The CM1 has features not found in the initial OLPC prototypes, including a 400MHz AMD Geode processor, an SD card slot, microphone and speaker jacks, and a video-capable digital camera. The CM1’s 7.5-inch LCD display will boast a mammoth 1200 by 900 reoslution, which—at 200 dpi—sports a higher reoslution than that vast majority of screens available on notebook systems today. The screen will offer a full-color more and a reflective, high-resolution mode that’s readable in direct sunlight. Both modes consume very little electricity—just one seventh the average power consumption for an LCD screen in a laptop for the transmissive color mode, and the reflective mode using a scant 0.2 watts. The entire system has a nominal operating power consumption of less than two watts. Also on board: 128 MB of DRAM, built-in Wi-Fi, and 512 MB of flash-based storage. The CM1 will run a portable version of Linux, using a developing interface called Sugar.

The OLPC project still faces challenges to find buyers for its system, and some high-profile naysayers have gone on record saying the world doesn’t want a $100 laptop. Nonetheless, the CM1 may turn out to be a remarkable achievement in pursuit of very ambitious goals.

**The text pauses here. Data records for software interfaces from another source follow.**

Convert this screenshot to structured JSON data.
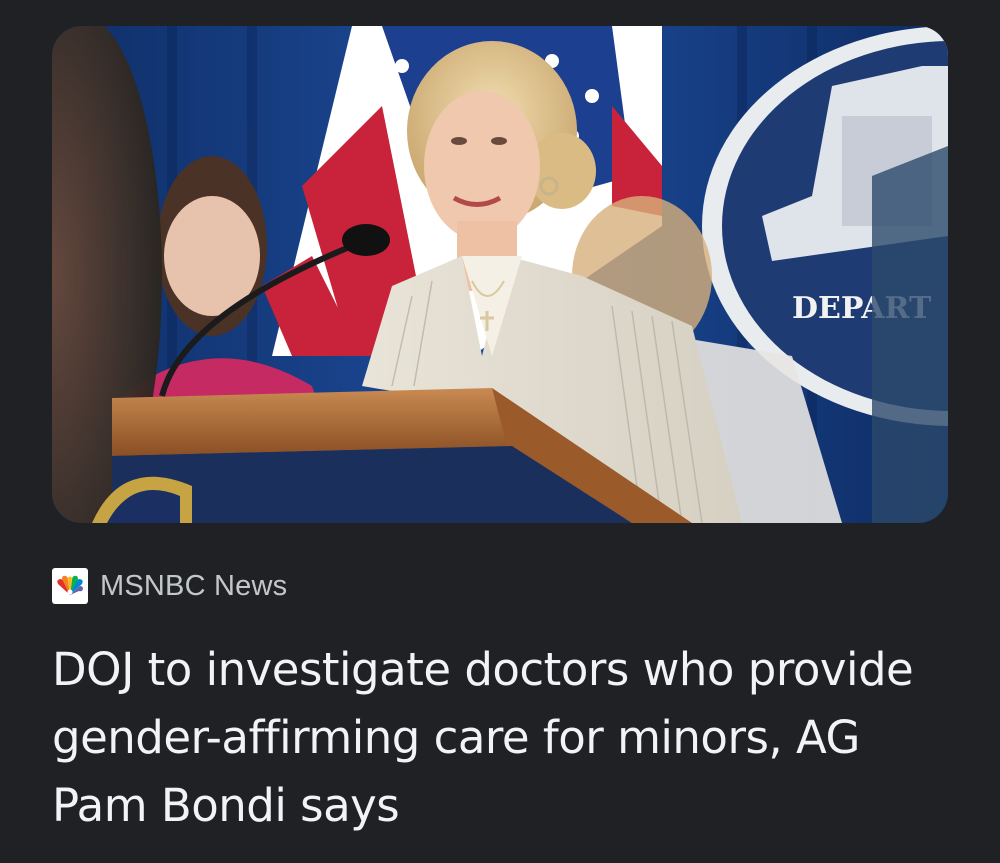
{
  "article": {
    "source": {
      "name": "MSNBC News",
      "logo_icon": "nbc-peacock-icon"
    },
    "headline": "DOJ to investigate doctors who provide gender-affirming care for minors, AG Pam Bondi says",
    "image": {
      "visible_text": "DEPART"
    }
  },
  "colors": {
    "background": "#202124",
    "headline_text": "#f1f3f4",
    "source_text": "#c4c7c9"
  }
}
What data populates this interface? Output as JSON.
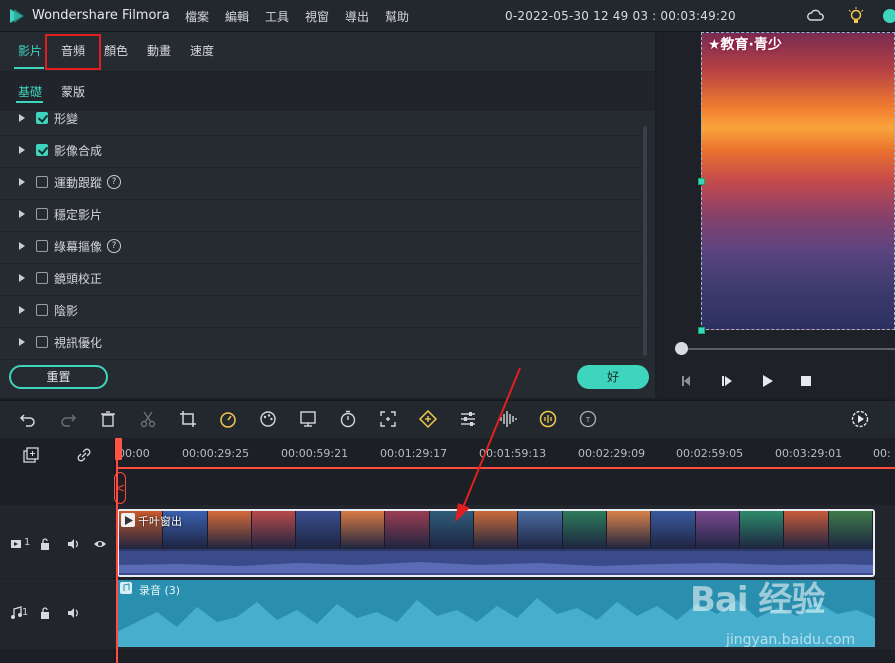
{
  "app": {
    "name": "Wondershare Filmora",
    "project_title": "0-2022-05-30 12 49 03 : 00:03:49:20",
    "menu": [
      "檔案",
      "編輯",
      "工具",
      "視窗",
      "導出",
      "幫助"
    ]
  },
  "tabs": [
    {
      "label": "影片",
      "active": true
    },
    {
      "label": "音頻",
      "active": false
    },
    {
      "label": "顏色",
      "active": false
    },
    {
      "label": "動畫",
      "active": false
    },
    {
      "label": "速度",
      "active": false
    }
  ],
  "subtabs": [
    {
      "label": "基礎",
      "active": true
    },
    {
      "label": "蒙版",
      "active": false
    }
  ],
  "properties": [
    {
      "label": "形變",
      "checked": true,
      "help": false
    },
    {
      "label": "影像合成",
      "checked": true,
      "help": false
    },
    {
      "label": "運動跟蹤",
      "checked": false,
      "help": true
    },
    {
      "label": "穩定影片",
      "checked": false,
      "help": false
    },
    {
      "label": "綠幕摳像",
      "checked": false,
      "help": true
    },
    {
      "label": "鏡頭校正",
      "checked": false,
      "help": false
    },
    {
      "label": "陰影",
      "checked": false,
      "help": false
    },
    {
      "label": "視訊優化",
      "checked": false,
      "help": false
    }
  ],
  "buttons": {
    "reset": "重置",
    "ok": "好"
  },
  "preview": {
    "overlay_text": "★教育·青少",
    "progress": 0.0
  },
  "ruler": [
    "00:00",
    "00:00:29:25",
    "00:00:59:21",
    "00:01:29:17",
    "00:01:59:13",
    "00:02:29:09",
    "00:02:59:05",
    "00:03:29:01",
    "00:"
  ],
  "tracks": {
    "video1": {
      "label": "1",
      "clip_title": "千叶窗出"
    },
    "audio1": {
      "label": "1",
      "clip_title": "录音 (3)"
    }
  },
  "watermark": {
    "brand": "Bai 经验",
    "url": "jingyan.baidu.com"
  },
  "colors": {
    "accent": "#3fd4bd",
    "playhead": "#ff4a3d",
    "highlight": "#e02020"
  }
}
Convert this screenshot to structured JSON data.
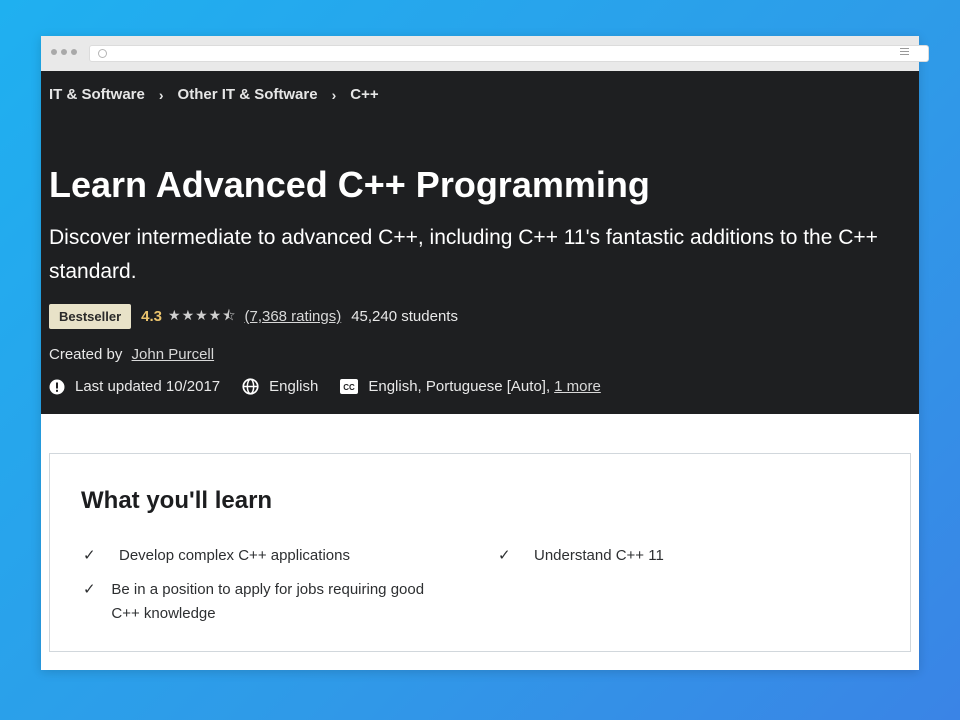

*Edit 8/25/2006 – The CM1 will feature a 7.5-inch screen instead of the 8-inch screen reported.